The U.S. economy added 175,000 jobs in May, a gain that shows employers are hiring at a still-modest but steady pace.
The Labor Department said Friday that the unemployment rate rose to 7.6 percent from 7.5 percent in April. The increase occurred because more people began looking for work, a healthy sign. About three-quarters found jobs. The rest added to the ranks of the unemployed.
The government revised the job figures for the previous two months. April's gains were lowered to 149,000 from 165,000. March's figure was increased slightly to 142,000 from 138,000. The net loss was 12,000 jobs.
Investors reacted positively in the first minutes after the report was released at 8:30 a.m. Eastern time. Stock index futures rose.
Employers have added an average of 155,000 jobs in past three months, below the average of 237,000 created from November through February.
Related: Explaining the Monthly Jobs Report
The less-than-robust job growth might lead the Federal Reserve to maintain the pace of its monthly bond purchases. The Fed has said it will keep buying bonds at the same rate until the job market improves substantially. The purchases have helped drive down interest rates and boost stock prices.

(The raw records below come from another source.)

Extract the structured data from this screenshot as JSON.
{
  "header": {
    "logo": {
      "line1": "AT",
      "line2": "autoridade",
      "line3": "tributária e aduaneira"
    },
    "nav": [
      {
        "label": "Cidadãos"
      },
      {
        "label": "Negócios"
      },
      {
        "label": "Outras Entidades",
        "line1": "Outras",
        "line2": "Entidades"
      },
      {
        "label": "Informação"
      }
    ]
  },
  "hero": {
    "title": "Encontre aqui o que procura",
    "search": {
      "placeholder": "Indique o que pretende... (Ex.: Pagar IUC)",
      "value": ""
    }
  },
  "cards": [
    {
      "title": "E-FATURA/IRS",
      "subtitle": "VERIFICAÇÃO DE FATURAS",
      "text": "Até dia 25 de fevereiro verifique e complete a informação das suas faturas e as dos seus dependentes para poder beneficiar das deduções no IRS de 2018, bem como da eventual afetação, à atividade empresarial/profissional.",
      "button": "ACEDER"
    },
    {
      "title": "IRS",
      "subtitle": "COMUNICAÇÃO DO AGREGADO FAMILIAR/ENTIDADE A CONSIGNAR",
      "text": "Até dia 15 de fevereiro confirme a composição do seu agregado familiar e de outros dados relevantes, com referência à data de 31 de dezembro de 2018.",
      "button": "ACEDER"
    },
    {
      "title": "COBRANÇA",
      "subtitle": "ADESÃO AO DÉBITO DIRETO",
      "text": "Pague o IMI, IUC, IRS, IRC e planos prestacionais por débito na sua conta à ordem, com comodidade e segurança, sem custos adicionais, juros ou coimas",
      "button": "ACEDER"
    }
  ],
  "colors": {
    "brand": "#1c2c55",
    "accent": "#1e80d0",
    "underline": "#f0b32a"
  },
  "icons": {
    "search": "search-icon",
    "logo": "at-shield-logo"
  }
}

Stock markets have gyrated in the past two weeks on speculation that the Fed will slow its bond purchases later this year, a step that could increase interest rates and cause stock prices to fall.
The economy "is creating jobs at a reasonable rate," Chris Williamson, chief economist with the financial research firm Markit, said in a note to clients. But he said the Fed will want to see lower unemployment before it considers scaling back its $85 billion-a-month bond-buying program.
"Today's report is perhaps the perfect number for nervous investors," said James Marple, Senior Economist at TD Economics. "It is strong enough to point to continued economic recovery but not so strong as to bring forward expectations of Fed tapering."
Job growth has been steady this year, despite higher taxes and federal spending cuts. Still, some signs in the report suggested that the spending cuts and weaker global growth are weighing on the job market.
Manufacturers cut 8,000 jobs, and the federal government shed 14,000. Both were the third straight month of cuts for those industries.
Average hourly wages ticked up just a penny in May, to $23.89. That was because much of the job growth was in lower-paying industries.
But mild inflation is boosting American's purchasing power. Over the past 12 months, hourly wages have risen 2 percent. Inflation has increased just 1.1 percent in that time.
The economy grew at a solid annual rate of 2.4 percent in the first three months of the year. Consumer spending rose at the fastest pace in more than two years. But economists worry that the steep government spending cuts and higher Social Security taxes might be slowing growth in the April-June quarter to an annual rate of 2 percent or less.
Consumers appeared earlier this year to shrug off the tax increase. But in April, their income failed to grow, and they cut back on spending for the first time in nearly a year. A Social Security tax increase is costing a typical household that earns $50,000 about $1,000 this year. For a household with two high-earners, it's costing up to $4,500.
Cuts in defense spending might have slowed factory output in some areas, according to a Fed report released this week. Factory activity shrank in May for the first time since November, and manufacturers barely added jobs, according to a survey by the Institute for Supply Management.
A separate ISM survey found that service companies grew at a faster pace last month but added few jobs. Service firms have been the main source of job growth in recent months.
Some positive signs of the economy's resilience have emerged. Service companies reported an increase in new orders, the ISM found. That suggests that businesses could expand further in coming months.
And steady gains in home sales and construction are providing support for the economy even as manufacturing weakens.